Tricia Bushnell, executive director of the Midwest Innocence Project, said even the public defender assigned to Williams’ case acknowledged at the time that he was unable to perform adequately because he had been involved in another death penalty case a month earlier.
“He requested additional time to prepare for Mr. Williams’ case, and the court denied it,” Bushnell said. “He requested DNA testing at the time and asked for a continuance, and the court denied it.”
Greitens said he would appoint a five-member board that will include retired judges and have the power to subpoena evidence and compel witnesses to testify. The board will look into the case and make a recommendation to the governor as to whether Williams should be executed or have his death sentence commuted.
“We’re thankful to the governor for understanding that in order for there to be justice, evidence has to be heard and weighed and understood,” Bushnell said.
A spokeswoman for Attorney General Josh Hawley told The Washington Post this week that based on “non-DNA evidence in this case our office is confident in Marcellus Williams’ guilt and plans to move forward.”
Among the other evidence cited by Hawley’s office is testimony by Williams’ former cellmate and an ex-girlfriend implicating him in the murder. Some of the victim’s belongings were found in a car Williams drove the day she was killed.
Opponents of the death penalty say Williams’ case should help fuel the push to end the practice in Missouri.
“Marcellus Williams’ case is a classic example of the inherent injustice of the death penalty system,” said Zeke Johnson, senior director of programs at Amnesty International USA, “and why it should be altogether abolished.”

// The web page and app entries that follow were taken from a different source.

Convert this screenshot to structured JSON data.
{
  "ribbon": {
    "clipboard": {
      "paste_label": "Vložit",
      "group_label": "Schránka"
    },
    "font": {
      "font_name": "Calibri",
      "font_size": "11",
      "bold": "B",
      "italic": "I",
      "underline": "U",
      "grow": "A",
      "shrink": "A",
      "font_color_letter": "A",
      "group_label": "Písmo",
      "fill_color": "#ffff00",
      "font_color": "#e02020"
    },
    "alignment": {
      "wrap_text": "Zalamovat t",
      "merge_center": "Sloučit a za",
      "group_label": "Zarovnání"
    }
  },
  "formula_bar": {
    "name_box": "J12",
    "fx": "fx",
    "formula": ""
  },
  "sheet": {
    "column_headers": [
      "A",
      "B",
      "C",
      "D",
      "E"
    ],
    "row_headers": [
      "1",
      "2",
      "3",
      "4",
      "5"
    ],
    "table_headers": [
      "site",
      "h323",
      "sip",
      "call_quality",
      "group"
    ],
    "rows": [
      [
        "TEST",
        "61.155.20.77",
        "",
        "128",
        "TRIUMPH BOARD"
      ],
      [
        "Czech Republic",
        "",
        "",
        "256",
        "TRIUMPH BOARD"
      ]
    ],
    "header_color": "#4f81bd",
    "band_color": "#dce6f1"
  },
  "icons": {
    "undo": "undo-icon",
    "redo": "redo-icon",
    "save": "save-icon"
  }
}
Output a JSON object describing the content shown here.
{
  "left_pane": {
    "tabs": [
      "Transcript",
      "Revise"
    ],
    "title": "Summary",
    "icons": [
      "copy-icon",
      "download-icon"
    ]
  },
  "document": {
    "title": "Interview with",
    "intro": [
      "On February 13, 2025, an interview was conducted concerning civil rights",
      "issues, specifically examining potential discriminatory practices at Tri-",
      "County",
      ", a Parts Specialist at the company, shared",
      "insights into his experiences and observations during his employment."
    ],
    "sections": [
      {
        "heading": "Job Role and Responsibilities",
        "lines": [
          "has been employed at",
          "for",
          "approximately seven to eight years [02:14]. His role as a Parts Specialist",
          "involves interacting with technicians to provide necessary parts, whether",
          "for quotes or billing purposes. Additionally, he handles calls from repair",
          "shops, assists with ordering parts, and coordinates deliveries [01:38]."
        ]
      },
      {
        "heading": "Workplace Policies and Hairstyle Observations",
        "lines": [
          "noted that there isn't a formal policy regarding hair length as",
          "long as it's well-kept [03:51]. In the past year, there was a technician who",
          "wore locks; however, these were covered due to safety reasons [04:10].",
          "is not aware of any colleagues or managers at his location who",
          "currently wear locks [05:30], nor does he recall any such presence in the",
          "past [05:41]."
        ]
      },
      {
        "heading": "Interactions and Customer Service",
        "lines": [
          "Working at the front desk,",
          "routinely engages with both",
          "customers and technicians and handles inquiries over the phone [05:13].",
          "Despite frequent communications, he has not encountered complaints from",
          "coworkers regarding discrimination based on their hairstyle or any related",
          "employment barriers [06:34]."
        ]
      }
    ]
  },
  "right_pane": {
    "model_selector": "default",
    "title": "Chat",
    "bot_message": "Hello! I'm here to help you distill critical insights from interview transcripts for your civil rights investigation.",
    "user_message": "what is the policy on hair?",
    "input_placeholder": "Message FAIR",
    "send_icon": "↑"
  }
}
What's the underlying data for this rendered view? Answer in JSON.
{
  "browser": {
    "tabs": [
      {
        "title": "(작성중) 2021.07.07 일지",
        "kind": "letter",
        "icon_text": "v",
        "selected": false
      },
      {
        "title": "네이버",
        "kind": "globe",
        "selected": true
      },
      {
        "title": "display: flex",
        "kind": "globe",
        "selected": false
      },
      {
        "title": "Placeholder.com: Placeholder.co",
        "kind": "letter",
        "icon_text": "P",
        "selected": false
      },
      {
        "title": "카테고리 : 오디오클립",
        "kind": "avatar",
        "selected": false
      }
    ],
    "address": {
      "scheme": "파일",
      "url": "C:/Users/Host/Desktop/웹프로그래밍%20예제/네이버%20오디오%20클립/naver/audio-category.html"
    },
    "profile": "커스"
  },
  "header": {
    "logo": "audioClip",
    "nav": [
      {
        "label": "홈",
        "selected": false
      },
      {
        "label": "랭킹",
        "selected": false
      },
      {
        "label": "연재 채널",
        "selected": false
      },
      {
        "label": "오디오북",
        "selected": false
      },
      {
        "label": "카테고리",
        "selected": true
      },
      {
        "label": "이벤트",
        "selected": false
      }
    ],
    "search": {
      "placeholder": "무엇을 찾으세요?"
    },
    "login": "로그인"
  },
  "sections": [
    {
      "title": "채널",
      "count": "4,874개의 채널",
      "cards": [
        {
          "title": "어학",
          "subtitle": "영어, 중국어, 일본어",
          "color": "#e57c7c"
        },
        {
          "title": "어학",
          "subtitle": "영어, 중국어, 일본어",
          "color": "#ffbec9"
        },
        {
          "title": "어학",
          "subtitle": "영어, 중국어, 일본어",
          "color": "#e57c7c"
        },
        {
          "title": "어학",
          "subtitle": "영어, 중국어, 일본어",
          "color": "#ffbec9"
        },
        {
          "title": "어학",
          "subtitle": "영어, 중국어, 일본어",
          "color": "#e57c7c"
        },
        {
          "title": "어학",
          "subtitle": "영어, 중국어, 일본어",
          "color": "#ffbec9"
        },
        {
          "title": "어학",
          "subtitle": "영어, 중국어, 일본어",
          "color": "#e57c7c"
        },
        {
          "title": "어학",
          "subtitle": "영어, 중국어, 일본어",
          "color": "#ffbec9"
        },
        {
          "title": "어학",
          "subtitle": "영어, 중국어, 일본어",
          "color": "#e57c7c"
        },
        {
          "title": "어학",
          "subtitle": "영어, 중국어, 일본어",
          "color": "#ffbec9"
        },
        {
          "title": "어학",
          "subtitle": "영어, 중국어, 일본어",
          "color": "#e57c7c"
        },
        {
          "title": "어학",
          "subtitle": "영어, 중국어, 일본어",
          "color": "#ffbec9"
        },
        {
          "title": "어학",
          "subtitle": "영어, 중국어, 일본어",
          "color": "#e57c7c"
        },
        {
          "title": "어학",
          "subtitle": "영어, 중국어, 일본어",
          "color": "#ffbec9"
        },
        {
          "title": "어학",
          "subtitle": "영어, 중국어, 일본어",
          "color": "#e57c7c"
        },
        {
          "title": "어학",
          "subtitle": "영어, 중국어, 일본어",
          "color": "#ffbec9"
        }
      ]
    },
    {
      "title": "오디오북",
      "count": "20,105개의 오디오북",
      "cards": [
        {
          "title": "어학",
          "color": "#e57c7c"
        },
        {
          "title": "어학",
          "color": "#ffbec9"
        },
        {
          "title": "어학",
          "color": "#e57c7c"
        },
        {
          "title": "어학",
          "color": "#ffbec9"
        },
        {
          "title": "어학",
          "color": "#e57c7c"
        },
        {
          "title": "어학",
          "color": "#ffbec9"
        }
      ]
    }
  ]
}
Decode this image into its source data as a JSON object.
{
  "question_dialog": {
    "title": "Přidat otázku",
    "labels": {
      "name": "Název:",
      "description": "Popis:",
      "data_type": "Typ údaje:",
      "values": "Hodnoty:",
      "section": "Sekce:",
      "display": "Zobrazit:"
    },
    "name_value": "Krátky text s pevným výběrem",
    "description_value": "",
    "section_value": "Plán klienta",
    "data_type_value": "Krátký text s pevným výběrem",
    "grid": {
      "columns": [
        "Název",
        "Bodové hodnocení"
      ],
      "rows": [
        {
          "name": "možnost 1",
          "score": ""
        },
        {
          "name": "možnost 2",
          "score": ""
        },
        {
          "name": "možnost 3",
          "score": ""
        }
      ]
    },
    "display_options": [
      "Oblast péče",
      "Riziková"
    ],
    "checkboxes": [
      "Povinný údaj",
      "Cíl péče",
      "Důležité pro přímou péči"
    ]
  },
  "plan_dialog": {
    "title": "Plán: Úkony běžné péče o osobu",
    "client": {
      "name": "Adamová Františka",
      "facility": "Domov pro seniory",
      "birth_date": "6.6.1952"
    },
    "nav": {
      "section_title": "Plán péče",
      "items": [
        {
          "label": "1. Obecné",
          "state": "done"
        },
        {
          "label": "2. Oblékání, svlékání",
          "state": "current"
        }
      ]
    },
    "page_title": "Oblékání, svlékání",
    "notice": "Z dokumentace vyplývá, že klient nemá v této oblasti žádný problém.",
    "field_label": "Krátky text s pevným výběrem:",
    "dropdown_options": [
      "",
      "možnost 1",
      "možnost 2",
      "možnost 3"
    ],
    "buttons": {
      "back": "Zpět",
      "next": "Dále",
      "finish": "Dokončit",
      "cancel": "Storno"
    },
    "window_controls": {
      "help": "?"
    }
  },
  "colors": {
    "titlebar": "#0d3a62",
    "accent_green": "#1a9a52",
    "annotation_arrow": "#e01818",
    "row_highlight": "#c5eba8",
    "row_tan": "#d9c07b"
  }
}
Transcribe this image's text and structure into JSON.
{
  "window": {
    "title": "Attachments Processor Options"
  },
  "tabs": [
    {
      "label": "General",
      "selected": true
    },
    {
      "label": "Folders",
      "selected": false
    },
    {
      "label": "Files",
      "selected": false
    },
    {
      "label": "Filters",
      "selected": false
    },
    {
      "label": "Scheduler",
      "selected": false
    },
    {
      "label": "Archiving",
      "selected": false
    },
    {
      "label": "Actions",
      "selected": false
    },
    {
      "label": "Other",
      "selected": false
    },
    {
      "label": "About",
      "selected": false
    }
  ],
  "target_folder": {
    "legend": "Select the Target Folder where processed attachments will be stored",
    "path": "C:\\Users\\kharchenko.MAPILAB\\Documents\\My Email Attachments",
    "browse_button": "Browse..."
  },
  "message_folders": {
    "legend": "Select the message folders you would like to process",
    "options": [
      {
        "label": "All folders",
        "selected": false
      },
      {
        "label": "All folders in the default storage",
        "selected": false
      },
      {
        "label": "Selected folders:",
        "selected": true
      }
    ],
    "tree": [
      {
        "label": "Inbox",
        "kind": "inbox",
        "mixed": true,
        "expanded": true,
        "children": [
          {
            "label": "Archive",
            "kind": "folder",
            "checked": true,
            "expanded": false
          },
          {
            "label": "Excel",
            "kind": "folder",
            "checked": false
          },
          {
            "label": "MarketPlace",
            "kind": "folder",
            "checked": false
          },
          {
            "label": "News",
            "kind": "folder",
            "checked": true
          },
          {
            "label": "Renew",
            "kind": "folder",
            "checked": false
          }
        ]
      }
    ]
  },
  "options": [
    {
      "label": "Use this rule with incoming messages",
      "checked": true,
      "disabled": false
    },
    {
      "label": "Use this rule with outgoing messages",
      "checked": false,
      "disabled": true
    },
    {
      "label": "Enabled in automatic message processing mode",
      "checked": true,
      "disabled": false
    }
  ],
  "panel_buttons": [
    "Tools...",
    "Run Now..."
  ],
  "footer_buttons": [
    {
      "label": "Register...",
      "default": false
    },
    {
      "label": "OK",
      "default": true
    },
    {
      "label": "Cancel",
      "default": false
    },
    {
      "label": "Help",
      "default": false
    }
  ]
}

Williams was set to face lethal injection at 6 p.m. Tuesday if not for the governor’s order.